This kind of excuse is a good example of a culturally created circumstance viewed as a general, somehow inherent truth. “Male heroes appeal to everyone—because it’s ‘easy’ for girls to identify with boys—but if we wrote female heroes for general audiences, we would lose the boys, because, well, they can’t be expected to identify with a female protagonist, can they? It’s just the way it is.” And speaking of male heroes marketed to children of both sexes…
Sigh. I didn’t want to do this. I really didn’t. But in the interest of fairness, I’m afraid I’m going to have to throw an old, dear friend under the bus a little bit. (Sorry, Harry—I still love you. I know you’ll understand).
First, let me say this: I love me some Hermione Granger. Hell, when I was a kid, there were moments when my nerdy, quiet, bookwormish self was Hermione Granger. I would never try to deny that her intelligence, courage and ingenuity are often the difference between success and disaster throughout the series…but even with all that, she is still basically the sidekick to at least one, and arguably even two, boys. Yes, she is an essential part of the mission, but that mission still belongs to the men.
The women of the Potterverse are brave, dedicated, and, in their best moments, even a little badass, but in the end, they aren’t really the major players. They support and protect, “The Boy Who Lived” (Molly as his pseudo-mother, Ginny as his patient lover, and Hermione as his faithful sister.) They uphold the orders of his wise (male) wizard mentor when Harry wants to rebel. They sacrifice themselves to the task of overcoming an (also male) evil that threatens the greater good. Ultimately, they provide support—albeit essential, sometimes even game-changing support—for goals and struggles helmed by men. The women work, love and even fight, but, to modify a phrase from Hank Green, “the weight of the world” still “rests on our boy(s).”

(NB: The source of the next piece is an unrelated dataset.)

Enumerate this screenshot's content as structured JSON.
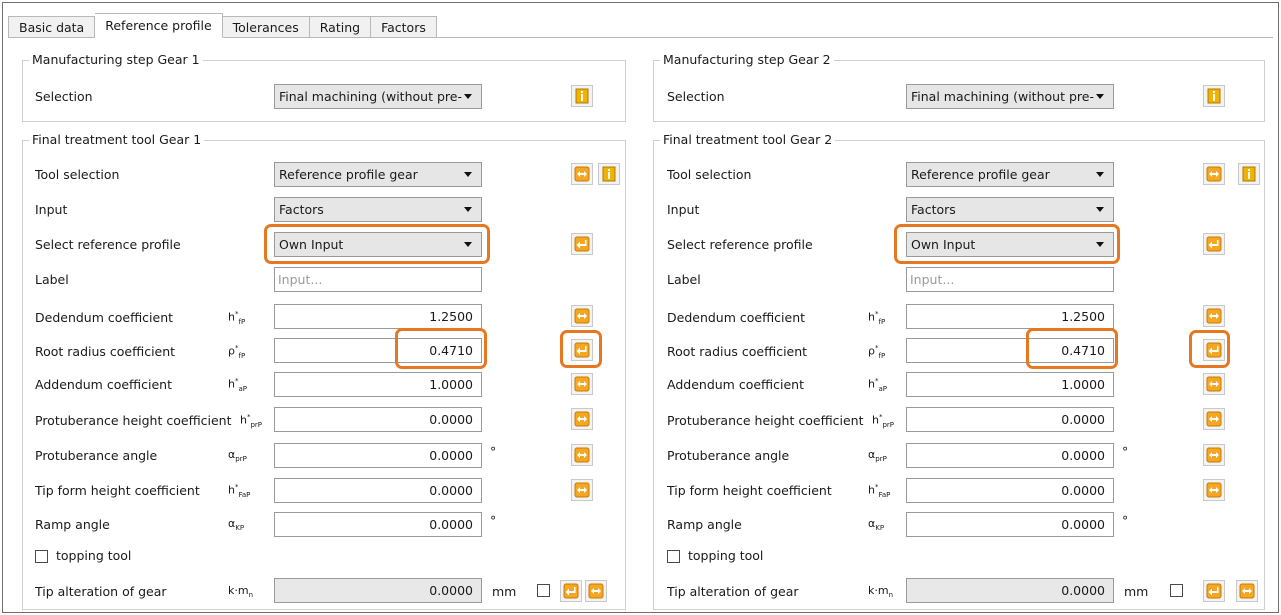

It’s intimated that Lily and Alice had interesting, even heroic, tours of duty in the First War, but their stories aren’t important enough to tell—unless, of course, we’re recounting the part in which they sacrifice to protect their sons. Even in one of the most equal opportunity stories I have ever encountered, the girls still don’t get center stage. They still don’t get the opportunity to be the main “heroine…or the…villain.” Maybe that’s because “it’s easier for girls than boys to identify with the other sex.”